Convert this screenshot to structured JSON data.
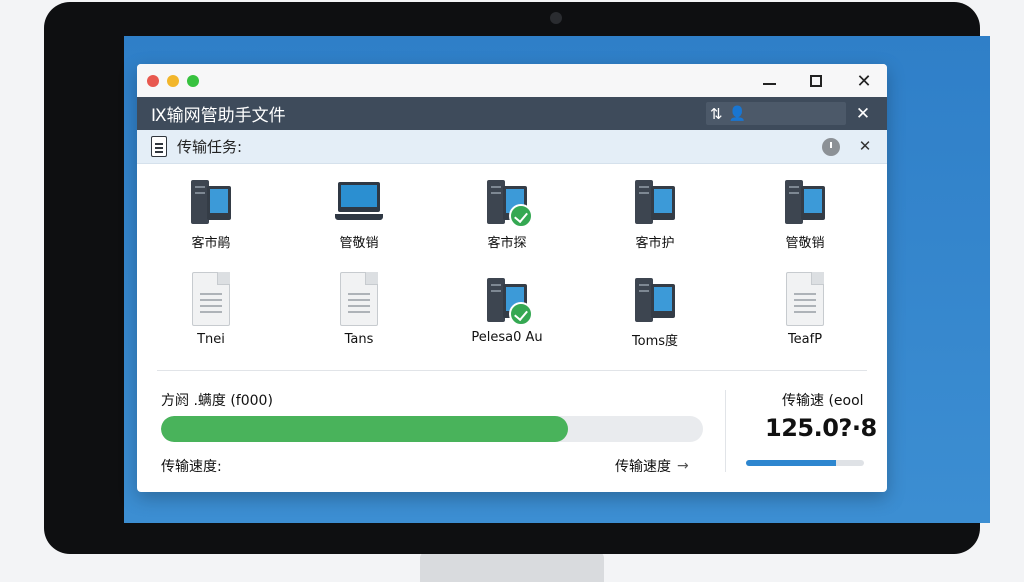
{
  "colors": {
    "close_dot": "#e8584f",
    "minimize_dot": "#f2b62b",
    "maximize_dot": "#37c23f",
    "header_bg": "#3e4b5b",
    "progress": "#49b35b",
    "rate_bar": "#2d86cf"
  },
  "app": {
    "title": "Ⅸ输网管助手文件"
  },
  "task_bar": {
    "label": "传输任务:"
  },
  "devices": [
    {
      "label": "客市鹃",
      "icon": "desktop-computer-icon",
      "status": ""
    },
    {
      "label": "管敬销",
      "icon": "laptop-icon",
      "status": ""
    },
    {
      "label": "客市探",
      "icon": "desktop-computer-icon",
      "status": "complete"
    },
    {
      "label": "客市护",
      "icon": "desktop-computer-icon",
      "status": ""
    },
    {
      "label": "管敬销",
      "icon": "desktop-computer-icon",
      "status": ""
    },
    {
      "label": "Tnei",
      "icon": "file-icon",
      "status": ""
    },
    {
      "label": "Tans",
      "icon": "file-icon",
      "status": ""
    },
    {
      "label": "Pelesa0 Au",
      "icon": "desktop-computer-icon",
      "status": "complete"
    },
    {
      "label": "Toms度",
      "icon": "desktop-computer-icon",
      "status": ""
    },
    {
      "label": "TeafP",
      "icon": "file-icon",
      "status": ""
    }
  ],
  "progress": {
    "label": "方阏 .螨度 (f000)",
    "fraction": 0.75
  },
  "speed": {
    "left_label": "传输速度:",
    "right_label": "传输速度"
  },
  "rate": {
    "label": "传输速 (eool",
    "value": "125.0?·8",
    "fraction": 0.76
  }
}
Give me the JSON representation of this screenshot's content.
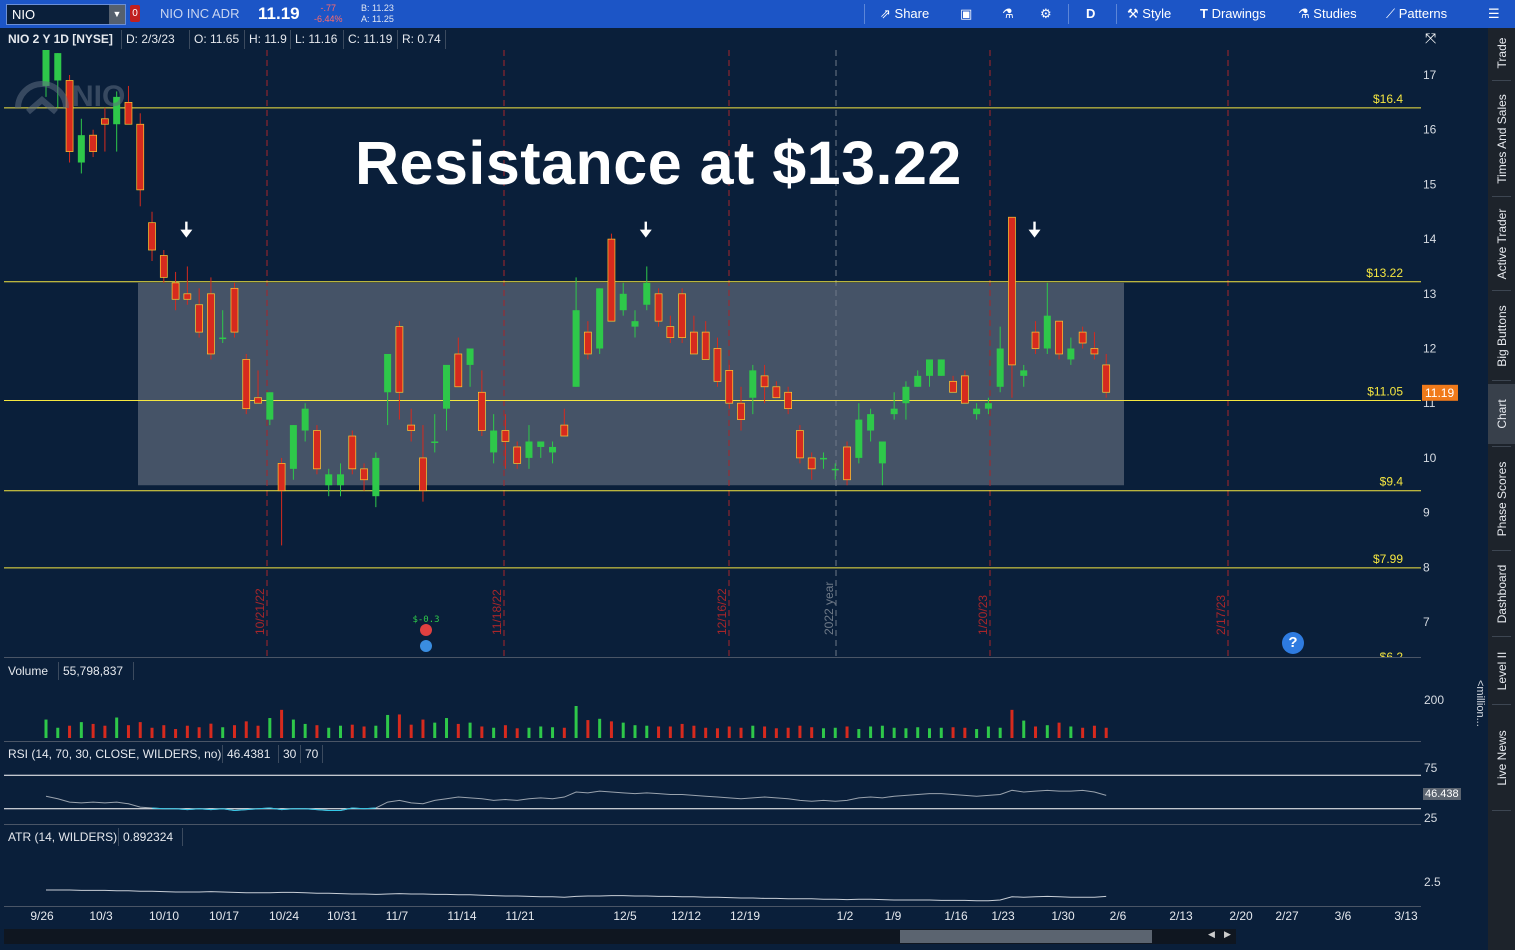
{
  "toolbar": {
    "symbol": "NIO",
    "flag": "0",
    "company": "NIO INC ADR",
    "last": "11.19",
    "net_change": "-.77",
    "net_change_pct": "-6.44%",
    "bid": "B: 11.23",
    "ask": "A: 11.25",
    "share": "Share",
    "aggregation": "D",
    "style": "Style",
    "drawings": "Drawings",
    "studies": "Studies",
    "patterns": "Patterns"
  },
  "header": {
    "title": "NIO 2 Y 1D [NYSE]",
    "date": "D: 2/3/23",
    "open": "O: 11.65",
    "high": "H: 11.9",
    "low": "L: 11.16",
    "close": "C: 11.19",
    "range": "R: 0.74"
  },
  "annotation": "Resistance at $13.22",
  "logo_text": "NIO",
  "price_levels": [
    "$16.4",
    "$13.22",
    "$11.05",
    "$9.4",
    "$7.99",
    "$6.2"
  ],
  "current_price_tag": "11.19",
  "yaxis_labels": [
    "17",
    "16",
    "15",
    "14",
    "13",
    "12",
    "11",
    "10",
    "9",
    "8",
    "7"
  ],
  "month_markers": [
    "10/21/22",
    "11/18/22",
    "12/16/22",
    "2022 year",
    "1/20/23",
    "2/17/23"
  ],
  "earnings_marker": "$-0.3",
  "volume": {
    "label": "Volume",
    "value": "55,798,837",
    "axis_top": "200",
    "units": "<million..."
  },
  "rsi": {
    "label": "RSI (14, 70, 30, CLOSE, WILDERS, no)",
    "value": "46.4381",
    "oversold": "30",
    "overbought": "70",
    "axis_top": "75",
    "axis_bottom": "25",
    "tag": "46.438"
  },
  "atr": {
    "label": "ATR (14, WILDERS)",
    "value": "0.892324",
    "axis_label": "2.5"
  },
  "xaxis": [
    "9/26",
    "10/3",
    "10/10",
    "10/17",
    "10/24",
    "10/31",
    "11/7",
    "11/14",
    "11/21",
    "12/5",
    "12/12",
    "12/19",
    "1/2",
    "1/9",
    "1/16",
    "1/23",
    "1/30",
    "2/6",
    "2/13",
    "2/20",
    "2/27",
    "3/6",
    "3/13"
  ],
  "sidebar": [
    "Trade",
    "Times And Sales",
    "Active Trader",
    "Big Buttons",
    "Chart",
    "Phase Scores",
    "Dashboard",
    "Level II",
    "Live News"
  ],
  "help": "?",
  "colors": {
    "up": "#2ec84a",
    "down": "#d62a1e",
    "level": "#f5e640",
    "background": "#0a1f3a",
    "toolbar": "#1c55c6"
  },
  "chart_data": {
    "type": "candlestick",
    "ylim": [
      6.2,
      17.6
    ],
    "candles": [
      {
        "o": 16.8,
        "h": 17.8,
        "l": 16.6,
        "c": 17.6
      },
      {
        "o": 16.9,
        "h": 17.4,
        "l": 16.4,
        "c": 17.4
      },
      {
        "o": 16.9,
        "h": 17.0,
        "l": 15.4,
        "c": 15.6
      },
      {
        "o": 15.4,
        "h": 16.2,
        "l": 15.2,
        "c": 15.9
      },
      {
        "o": 15.9,
        "h": 16.0,
        "l": 15.5,
        "c": 15.6
      },
      {
        "o": 16.2,
        "h": 16.4,
        "l": 15.6,
        "c": 16.1
      },
      {
        "o": 16.1,
        "h": 16.7,
        "l": 15.6,
        "c": 16.6
      },
      {
        "o": 16.5,
        "h": 16.8,
        "l": 16.2,
        "c": 16.1
      },
      {
        "o": 16.1,
        "h": 16.3,
        "l": 14.6,
        "c": 14.9
      },
      {
        "o": 14.3,
        "h": 14.5,
        "l": 13.6,
        "c": 13.8
      },
      {
        "o": 13.7,
        "h": 13.8,
        "l": 13.2,
        "c": 13.3
      },
      {
        "o": 13.2,
        "h": 13.4,
        "l": 12.7,
        "c": 12.9
      },
      {
        "o": 13.0,
        "h": 13.5,
        "l": 12.8,
        "c": 12.9
      },
      {
        "o": 12.8,
        "h": 13.1,
        "l": 12.2,
        "c": 12.3
      },
      {
        "o": 13.0,
        "h": 13.3,
        "l": 11.8,
        "c": 11.9
      },
      {
        "o": 12.2,
        "h": 12.7,
        "l": 12.1,
        "c": 12.2
      },
      {
        "o": 13.1,
        "h": 13.2,
        "l": 12.2,
        "c": 12.3
      },
      {
        "o": 11.8,
        "h": 11.9,
        "l": 10.8,
        "c": 10.9
      },
      {
        "o": 11.1,
        "h": 11.6,
        "l": 11.0,
        "c": 11.0
      },
      {
        "o": 10.7,
        "h": 11.2,
        "l": 10.6,
        "c": 11.2
      },
      {
        "o": 9.9,
        "h": 10.0,
        "l": 8.4,
        "c": 9.4
      },
      {
        "o": 9.8,
        "h": 10.6,
        "l": 9.6,
        "c": 10.6
      },
      {
        "o": 10.5,
        "h": 11.0,
        "l": 10.3,
        "c": 10.9
      },
      {
        "o": 10.5,
        "h": 10.6,
        "l": 9.7,
        "c": 9.8
      },
      {
        "o": 9.5,
        "h": 9.8,
        "l": 9.3,
        "c": 9.7
      },
      {
        "o": 9.5,
        "h": 9.9,
        "l": 9.3,
        "c": 9.7
      },
      {
        "o": 10.4,
        "h": 10.5,
        "l": 9.7,
        "c": 9.8
      },
      {
        "o": 9.8,
        "h": 9.9,
        "l": 9.4,
        "c": 9.6
      },
      {
        "o": 9.3,
        "h": 10.1,
        "l": 9.1,
        "c": 10.0
      },
      {
        "o": 11.2,
        "h": 11.3,
        "l": 10.6,
        "c": 11.9
      },
      {
        "o": 12.4,
        "h": 12.5,
        "l": 10.7,
        "c": 11.2
      },
      {
        "o": 10.6,
        "h": 10.9,
        "l": 10.3,
        "c": 10.5
      },
      {
        "o": 10.0,
        "h": 10.6,
        "l": 9.2,
        "c": 9.4
      },
      {
        "o": 10.3,
        "h": 10.8,
        "l": 10.1,
        "c": 10.3
      },
      {
        "o": 10.9,
        "h": 11.3,
        "l": 10.5,
        "c": 11.7
      },
      {
        "o": 11.9,
        "h": 12.2,
        "l": 11.4,
        "c": 11.3
      },
      {
        "o": 11.7,
        "h": 12.0,
        "l": 11.3,
        "c": 12.0
      },
      {
        "o": 11.2,
        "h": 11.6,
        "l": 10.4,
        "c": 10.5
      },
      {
        "o": 10.1,
        "h": 10.8,
        "l": 9.9,
        "c": 10.5
      },
      {
        "o": 10.5,
        "h": 10.8,
        "l": 9.8,
        "c": 10.3
      },
      {
        "o": 10.2,
        "h": 10.3,
        "l": 9.8,
        "c": 9.9
      },
      {
        "o": 10.0,
        "h": 10.6,
        "l": 9.8,
        "c": 10.3
      },
      {
        "o": 10.2,
        "h": 10.2,
        "l": 10.0,
        "c": 10.3
      },
      {
        "o": 10.1,
        "h": 10.3,
        "l": 9.9,
        "c": 10.2
      },
      {
        "o": 10.6,
        "h": 10.9,
        "l": 10.4,
        "c": 10.4
      },
      {
        "o": 11.3,
        "h": 13.3,
        "l": 11.3,
        "c": 12.7
      },
      {
        "o": 12.3,
        "h": 12.5,
        "l": 11.8,
        "c": 11.9
      },
      {
        "o": 12.0,
        "h": 13.1,
        "l": 11.9,
        "c": 13.1
      },
      {
        "o": 14.0,
        "h": 14.1,
        "l": 12.5,
        "c": 12.5
      },
      {
        "o": 12.7,
        "h": 13.2,
        "l": 12.6,
        "c": 13.0
      },
      {
        "o": 12.4,
        "h": 12.7,
        "l": 12.2,
        "c": 12.5
      },
      {
        "o": 12.8,
        "h": 13.5,
        "l": 12.7,
        "c": 13.2
      },
      {
        "o": 13.0,
        "h": 13.1,
        "l": 12.4,
        "c": 12.5
      },
      {
        "o": 12.4,
        "h": 12.6,
        "l": 12.1,
        "c": 12.2
      },
      {
        "o": 13.0,
        "h": 13.1,
        "l": 12.1,
        "c": 12.2
      },
      {
        "o": 12.3,
        "h": 12.6,
        "l": 12.0,
        "c": 11.9
      },
      {
        "o": 12.3,
        "h": 12.5,
        "l": 11.8,
        "c": 11.8
      },
      {
        "o": 12.0,
        "h": 12.2,
        "l": 11.3,
        "c": 11.4
      },
      {
        "o": 11.6,
        "h": 11.7,
        "l": 10.9,
        "c": 11.0
      },
      {
        "o": 11.0,
        "h": 11.3,
        "l": 10.5,
        "c": 10.7
      },
      {
        "o": 11.1,
        "h": 11.7,
        "l": 10.8,
        "c": 11.6
      },
      {
        "o": 11.5,
        "h": 11.7,
        "l": 11.0,
        "c": 11.3
      },
      {
        "o": 11.3,
        "h": 11.4,
        "l": 11.2,
        "c": 11.1
      },
      {
        "o": 11.2,
        "h": 11.3,
        "l": 10.8,
        "c": 10.9
      },
      {
        "o": 10.5,
        "h": 10.6,
        "l": 9.9,
        "c": 10.0
      },
      {
        "o": 10.0,
        "h": 10.1,
        "l": 9.6,
        "c": 9.8
      },
      {
        "o": 10.0,
        "h": 10.1,
        "l": 9.8,
        "c": 10.0
      },
      {
        "o": 9.8,
        "h": 9.9,
        "l": 9.6,
        "c": 9.8
      },
      {
        "o": 10.2,
        "h": 10.3,
        "l": 9.5,
        "c": 9.6
      },
      {
        "o": 10.0,
        "h": 11.0,
        "l": 9.9,
        "c": 10.7
      },
      {
        "o": 10.5,
        "h": 10.9,
        "l": 10.3,
        "c": 10.8
      },
      {
        "o": 9.9,
        "h": 10.2,
        "l": 9.5,
        "c": 10.3
      },
      {
        "o": 10.8,
        "h": 11.2,
        "l": 10.7,
        "c": 10.9
      },
      {
        "o": 11.0,
        "h": 11.4,
        "l": 10.7,
        "c": 11.3
      },
      {
        "o": 11.3,
        "h": 11.6,
        "l": 11.3,
        "c": 11.5
      },
      {
        "o": 11.5,
        "h": 11.8,
        "l": 11.3,
        "c": 11.8
      },
      {
        "o": 11.5,
        "h": 11.8,
        "l": 11.5,
        "c": 11.8
      },
      {
        "o": 11.4,
        "h": 11.5,
        "l": 11.2,
        "c": 11.2
      },
      {
        "o": 11.5,
        "h": 11.6,
        "l": 11.0,
        "c": 11.0
      },
      {
        "o": 10.8,
        "h": 11.0,
        "l": 10.7,
        "c": 10.9
      },
      {
        "o": 10.9,
        "h": 11.1,
        "l": 10.8,
        "c": 11.0
      },
      {
        "o": 11.3,
        "h": 12.4,
        "l": 11.2,
        "c": 12.0
      },
      {
        "o": 14.4,
        "h": 14.4,
        "l": 11.1,
        "c": 11.7
      },
      {
        "o": 11.5,
        "h": 11.7,
        "l": 11.3,
        "c": 11.6
      },
      {
        "o": 12.3,
        "h": 12.5,
        "l": 11.9,
        "c": 12.0
      },
      {
        "o": 12.0,
        "h": 13.2,
        "l": 11.9,
        "c": 12.6
      },
      {
        "o": 12.5,
        "h": 12.5,
        "l": 11.8,
        "c": 11.9
      },
      {
        "o": 11.8,
        "h": 12.2,
        "l": 11.7,
        "c": 12.0
      },
      {
        "o": 12.3,
        "h": 12.4,
        "l": 12.0,
        "c": 12.1
      },
      {
        "o": 12.0,
        "h": 12.3,
        "l": 11.8,
        "c": 11.9
      },
      {
        "o": 11.7,
        "h": 11.9,
        "l": 11.1,
        "c": 11.2
      }
    ],
    "levels": [
      16.4,
      13.22,
      11.05,
      9.4,
      7.99,
      6.2
    ],
    "range_box": {
      "low": 9.5,
      "high": 13.2
    },
    "resistance_arrows": [
      12,
      51,
      84
    ],
    "volume": [
      72,
      40,
      48,
      62,
      55,
      48,
      80,
      50,
      62,
      40,
      50,
      35,
      48,
      42,
      56,
      42,
      50,
      65,
      48,
      78,
      110,
      72,
      55,
      50,
      40,
      48,
      52,
      45,
      48,
      90,
      92,
      52,
      72,
      60,
      78,
      55,
      60,
      45,
      40,
      50,
      38,
      40,
      45,
      42,
      40,
      125,
      70,
      75,
      65,
      60,
      50,
      48,
      45,
      45,
      55,
      48,
      40,
      38,
      45,
      40,
      48,
      45,
      38,
      40,
      48,
      42,
      38,
      40,
      45,
      35,
      45,
      48,
      40,
      38,
      42,
      38,
      40,
      42,
      40,
      35,
      45,
      40,
      110,
      68,
      45,
      50,
      60,
      45,
      40,
      48,
      40
    ],
    "rsi": [
      45,
      42,
      38,
      37,
      38,
      37,
      38,
      36,
      32,
      31,
      30,
      30,
      29,
      30,
      29,
      30,
      28,
      29,
      30,
      31,
      29,
      30,
      30,
      29,
      28,
      28,
      31,
      30,
      31,
      38,
      40,
      37,
      36,
      40,
      42,
      44,
      43,
      42,
      40,
      41,
      40,
      42,
      43,
      42,
      44,
      50,
      49,
      51,
      50,
      49,
      48,
      49,
      48,
      47,
      47,
      46,
      45,
      44,
      43,
      42,
      43,
      44,
      43,
      42,
      40,
      39,
      40,
      39,
      40,
      43,
      44,
      43,
      45,
      46,
      47,
      48,
      48,
      47,
      46,
      45,
      46,
      47,
      52,
      50,
      51,
      52,
      51,
      51,
      52,
      50,
      46
    ],
    "atr": [
      1.05,
      1.05,
      1.05,
      1.04,
      1.04,
      1.04,
      1.03,
      1.03,
      1.02,
      1.02,
      1.01,
      1.0,
      1.0,
      1.0,
      1.01,
      1.0,
      0.99,
      0.98,
      0.98,
      0.98,
      0.99,
      0.99,
      0.98,
      0.97,
      0.97,
      0.96,
      0.95,
      0.95,
      0.94,
      0.95,
      0.96,
      0.95,
      0.95,
      0.94,
      0.94,
      0.93,
      0.93,
      0.92,
      0.91,
      0.9,
      0.9,
      0.89,
      0.88,
      0.88,
      0.87,
      0.89,
      0.9,
      0.9,
      0.91,
      0.91,
      0.9,
      0.9,
      0.89,
      0.89,
      0.88,
      0.88,
      0.87,
      0.87,
      0.86,
      0.85,
      0.85,
      0.84,
      0.84,
      0.83,
      0.83,
      0.83,
      0.82,
      0.82,
      0.81,
      0.82,
      0.82,
      0.81,
      0.8,
      0.8,
      0.8,
      0.8,
      0.79,
      0.79,
      0.79,
      0.78,
      0.78,
      0.8,
      0.88,
      0.87,
      0.88,
      0.89,
      0.88,
      0.87,
      0.87,
      0.87,
      0.89
    ]
  }
}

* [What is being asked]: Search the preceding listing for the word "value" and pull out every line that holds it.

* [Response for this exercise]:
    "value": "125.0?·8",
    "value": "55,798,837",
    "value": "46.4381",
    "value": "0.892324",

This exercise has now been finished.